Flavors: Brown Sugar, Floral, Malt, Toasty, Tobacco

Login or sign up to leave a comment.

92
542 tasting notes

Now this is my kind of black tea – malty, robust, and naturally sweet. The dry leaf has an intense brown sugar aroma, notes of toast and sweet potato, and a hint of tobacco. Wet leaf had an even sweeter aroma evoking molasses and balsamic vinegar. The first steep was rich and full-bodied with notes of malt, brown sugar, and cocoa. The brown sugar sweetness became more prominent in the second steep and was accompanied by a touch of earthiness. By the third steep, the tea mellowed a bit and took on a pleasant dark chocolate and malt profile. I western steeped this for 3 minutes followed by two additional infusions of 5 and 7 minutes.

I’ve written about my preference of 2nd flush greens and am beginning to wonder if I have a similar affinity for black tea. My favorite black teas by far have been flavor-forward low cost teas from Fujian and Yunnan. Taiwanese blacks and the “Imperial” grade versions OTOH just don’t do much for me. They are a little too delicate for my taste. This one is an outstanding tea that feels like a steal at $5 and some change for a 50g bag.

Flavors: Brown Sugar, Cocoa, Malt, Sweet Potatoes, Toast

Preparation
200 °F / 93 °C 3 min, 0 sec 1 g 4 OZ / 120 ML
Girl Meets Gaiwan

Sounds fantastic—this is the flavor profile I prefer, too, and I’ve been wondering the same about “imperial” grade.
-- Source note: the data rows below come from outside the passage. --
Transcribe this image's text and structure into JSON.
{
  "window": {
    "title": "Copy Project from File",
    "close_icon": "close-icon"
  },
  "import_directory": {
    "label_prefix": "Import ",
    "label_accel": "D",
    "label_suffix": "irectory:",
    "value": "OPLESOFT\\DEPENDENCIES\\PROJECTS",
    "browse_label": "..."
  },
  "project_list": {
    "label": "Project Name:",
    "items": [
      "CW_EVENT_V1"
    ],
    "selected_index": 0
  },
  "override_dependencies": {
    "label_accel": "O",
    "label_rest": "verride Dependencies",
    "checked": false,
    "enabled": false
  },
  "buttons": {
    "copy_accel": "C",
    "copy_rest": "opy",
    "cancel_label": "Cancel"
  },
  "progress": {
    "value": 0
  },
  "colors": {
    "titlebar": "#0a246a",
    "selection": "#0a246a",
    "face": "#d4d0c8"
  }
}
In my limited experience, they also fade out too fast (or lose complexity quickly).

Sqt

This and the Black Gold (not bi luo chun) are my breakfast dianhong choices. I’ve also been known to blend some bud heavy black teas with some of this or the Black Gold to achieve a balance more to my liking.

I do prefer the more delicate black teas as well when I am in the mood but this always hits the spot.

Login or sign up to leave a comment.